GFOA recommends that all derivative transactions be documented using standardized forms, as standardized terms make it easier for market participants to analyze transactions, which minimizes costs. "Documentation in the municipal swap market is almost universally accomplished through the negotiation and execution of the forms of documents published by the International Swaps and Derivatives Associations, Inc. (ISDA)."1 GFOA also advises that many provisions in such forms are subject to negotiation and therefore recommends that finance officers have advisors familiar with such forms and amend ISDA documents as changing market conditions warrant, provided that such changes benefit the issuer. Specifically, the provision of collateral by one or both parties to a swap under certain circumstances is determined at the time the swap is executed. The form of that potential collateral may also be decided at the point of execution or may be postponed until such collateral is required. Collateral is identified in a Credit Support Annex (CSA), and while it will add legal costs to the original transaction and has the potential of never being used, GFOA recommends it be completed simultaneous with the execution of the swap to avoid having to negotiate collateral arrangements under distressed circumstances.

Once an issuer has adopted a derivatives policy and executed a derivatives transaction, the issuer should monitor and, to the extent possible, take action to limit its exposure to the risks described above. Because opportunities in the derivatives market change frequently, the GFOA encourages finance officers to keep abreast of such market conditions.

It is also recommended that issuers read and understand the most current material regarding the effect of derivatives on ratings prior to execution of a derivatives contract.

Governmental Debt Management

1 National Federation of Municipal Analysts, White Paper on Disclosure for Swaps (February 2004)
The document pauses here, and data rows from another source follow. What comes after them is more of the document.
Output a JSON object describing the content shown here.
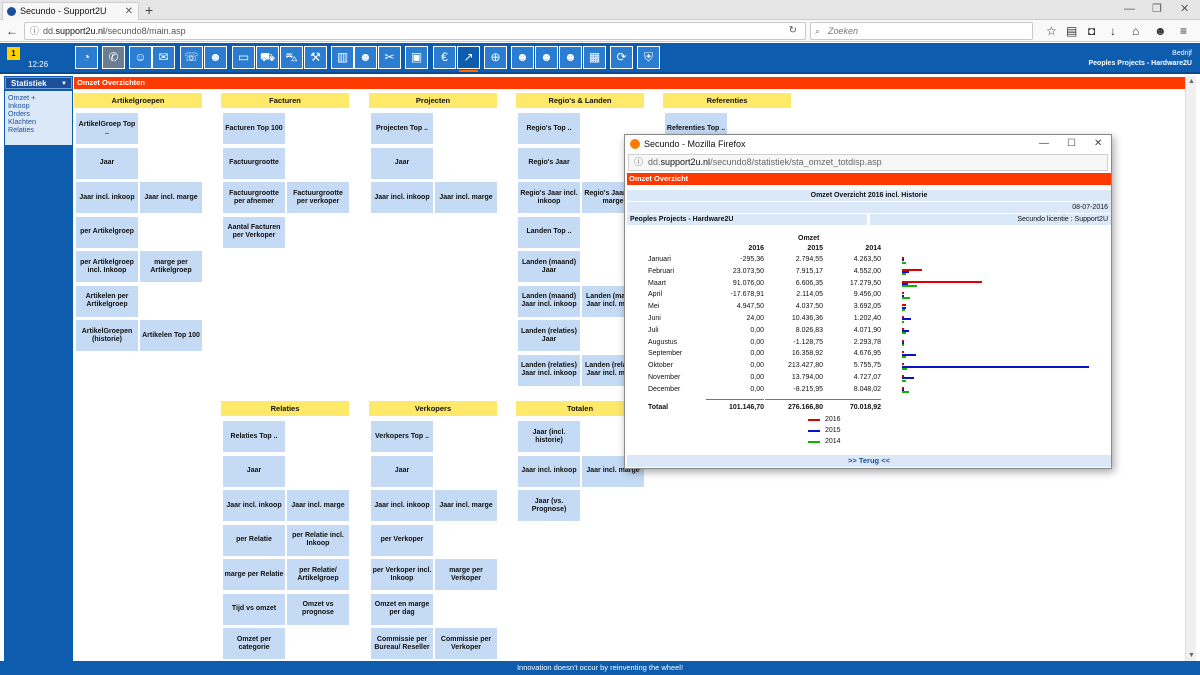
{
  "browser": {
    "tab_title": "Secundo - Support2U",
    "url_prefix": "dd.",
    "url_host": "support2u.nl",
    "url_path": "/secundo8/main.asp",
    "search_placeholder": "Zoeken"
  },
  "appbar": {
    "badge": "1",
    "clock": "12:26",
    "company_label": "Bedrijf",
    "company_name": "Peoples Projects - Hardware2U"
  },
  "sidebar": {
    "header": "Statistiek",
    "items": [
      "Omzet +",
      "Inkoop",
      "Orders",
      "Klachten",
      "Relaties"
    ]
  },
  "main": {
    "header": "Omzet Overzichten",
    "categories": [
      {
        "title": "Artikelgroepen",
        "buttons": [
          "ArtikelGroep Top ..",
          "Jaar",
          "Jaar incl. inkoop",
          "Jaar incl. marge",
          "per Artikelgroep",
          "per Artikelgroep incl. Inkoop",
          "marge per Artikelgroep",
          "Artikelen per Artikelgroep",
          "ArtikelGroepen (historie)",
          "Artikelen Top 100"
        ]
      },
      {
        "title": "Facturen",
        "buttons": [
          "Facturen Top 100",
          "Factuurgrootte",
          "Factuurgrootte per afnemer",
          "Factuurgrootte per verkoper",
          "Aantal Facturen per Verkoper"
        ]
      },
      {
        "title": "Projecten",
        "buttons": [
          "Projecten Top ..",
          "Jaar",
          "Jaar incl. inkoop",
          "Jaar incl. marge"
        ]
      },
      {
        "title": "Regio's & Landen",
        "buttons": [
          "Regio's Top ..",
          "Regio's Jaar",
          "Regio's Jaar incl. inkoop",
          "Regio's Jaar incl. marge",
          "Landen Top ..",
          "Landen (maand) Jaar",
          "Landen (maand) Jaar incl. inkoop",
          "Landen (maand) Jaar incl. marge",
          "Landen (relaties) Jaar",
          "Landen (relaties) Jaar incl. inkoop",
          "Landen (relaties) Jaar incl. marge"
        ]
      },
      {
        "title": "Referenties",
        "buttons": [
          "Referenties Top .."
        ]
      },
      {
        "title": "Relaties",
        "buttons": [
          "Relaties Top ..",
          "Jaar",
          "Jaar incl. inkoop",
          "Jaar incl. marge",
          "per Relatie",
          "per Relatie incl. Inkoop",
          "marge per Relatie",
          "per Relatie/ Artikelgroep",
          "Tijd vs omzet",
          "Omzet vs prognose",
          "Omzet per categorie"
        ]
      },
      {
        "title": "Verkopers",
        "buttons": [
          "Verkopers Top ..",
          "Jaar",
          "Jaar incl. inkoop",
          "Jaar incl. marge",
          "per Verkoper",
          "per Verkoper incl. Inkoop",
          "marge per Verkoper",
          "Omzet en marge per dag",
          "Commissie per Bureau/ Reseller",
          "Commissie per Verkoper"
        ]
      },
      {
        "title": "Totalen",
        "buttons": [
          "Jaar (incl. historie)",
          "Jaar incl. inkoop",
          "Jaar incl. marge",
          "Jaar (vs. Prognose)"
        ]
      }
    ]
  },
  "footer": "Innovation doesn't occur by reinventing the wheel!",
  "popup": {
    "window_title": "Secundo - Mozilla Firefox",
    "url_prefix": "dd.",
    "url_host": "support2u.nl",
    "url_path": "/secundo8/statistiek/sta_omzet_totdisp.asp",
    "header": "Omzet Overzicht",
    "report_title": "Omzet Overzicht 2016 incl. Historie",
    "date": "08-07-2016",
    "company": "Peoples Projects - Hardware2U",
    "license": "Secundo licentie : Support2U",
    "omzet_label": "Omzet",
    "back_link": ">> Terug <<",
    "total_label": "Totaal",
    "colors": {
      "2016": "#e00000",
      "2015": "#0a12c8",
      "2014": "#12b400"
    }
  },
  "chart_data": {
    "type": "table",
    "title": "Omzet Overzicht 2016 incl. Historie",
    "years": [
      "2016",
      "2015",
      "2014"
    ],
    "rows": [
      {
        "month": "Januari",
        "2016": "-295,36",
        "2015": "2.794,55",
        "2014": "4.263,50",
        "v2016": -295.36,
        "v2015": 2794.55,
        "v2014": 4263.5
      },
      {
        "month": "Februari",
        "2016": "23.073,50",
        "2015": "7.915,17",
        "2014": "4.552,00",
        "v2016": 23073.5,
        "v2015": 7915.17,
        "v2014": 4552.0
      },
      {
        "month": "Maart",
        "2016": "91.076,00",
        "2015": "6.606,35",
        "2014": "17.279,50",
        "v2016": 91076.0,
        "v2015": 6606.35,
        "v2014": 17279.5
      },
      {
        "month": "April",
        "2016": "-17.678,91",
        "2015": "2.114,05",
        "2014": "9.456,00",
        "v2016": -17678.91,
        "v2015": 2114.05,
        "v2014": 9456.0
      },
      {
        "month": "Mei",
        "2016": "4.947,50",
        "2015": "4.037,50",
        "2014": "3.692,05",
        "v2016": 4947.5,
        "v2015": 4037.5,
        "v2014": 3692.05
      },
      {
        "month": "Juni",
        "2016": "24,00",
        "2015": "10.436,36",
        "2014": "1.202,40",
        "v2016": 24.0,
        "v2015": 10436.36,
        "v2014": 1202.4
      },
      {
        "month": "Juli",
        "2016": "0,00",
        "2015": "8.026,83",
        "2014": "4.071,90",
        "v2016": 0,
        "v2015": 8026.83,
        "v2014": 4071.9
      },
      {
        "month": "Augustus",
        "2016": "0,00",
        "2015": "-1.128,75",
        "2014": "2.293,78",
        "v2016": 0,
        "v2015": -1128.75,
        "v2014": 2293.78
      },
      {
        "month": "September",
        "2016": "0,00",
        "2015": "16.358,92",
        "2014": "4.676,95",
        "v2016": 0,
        "v2015": 16358.92,
        "v2014": 4676.95
      },
      {
        "month": "Oktober",
        "2016": "0,00",
        "2015": "213.427,80",
        "2014": "5.755,75",
        "v2016": 0,
        "v2015": 213427.8,
        "v2014": 5755.75
      },
      {
        "month": "November",
        "2016": "0,00",
        "2015": "13.794,00",
        "2014": "4.727,07",
        "v2016": 0,
        "v2015": 13794.0,
        "v2014": 4727.07
      },
      {
        "month": "December",
        "2016": "0,00",
        "2015": "-8.215,95",
        "2014": "8.048,02",
        "v2016": 0,
        "v2015": -8215.95,
        "v2014": 8048.02
      }
    ],
    "totals": {
      "2016": "101.146,70",
      "2015": "276.166,80",
      "2014": "70.018,92"
    },
    "legend": [
      "2016",
      "2015",
      "2014"
    ]
  }
}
  • GFOA Best Practice, Debt Management Policy, 2003.
  • GFOA, Elected Official's Guide to Debt Issuance, Patricia Tigue and J.B. Kurish, 2005.
  • "Understanding Municipal Derivatives," David Taub, Government Finance Review, 2005.
  • GFOA Derivatives Checklist, 2010.
  • Fitch Ratings, Guidelines for Interest Rate Swaps and Variable-Rate Debt, May, 2005.
  • Moody's Investors Service, Swaps and the Municipal Market: The Impact of Swaps and FASB 133 on Municipal Credit Quality, October 2002.
  • Standard & Poor's, Public Finance Criteria: Municipal Swaps, November, 2004.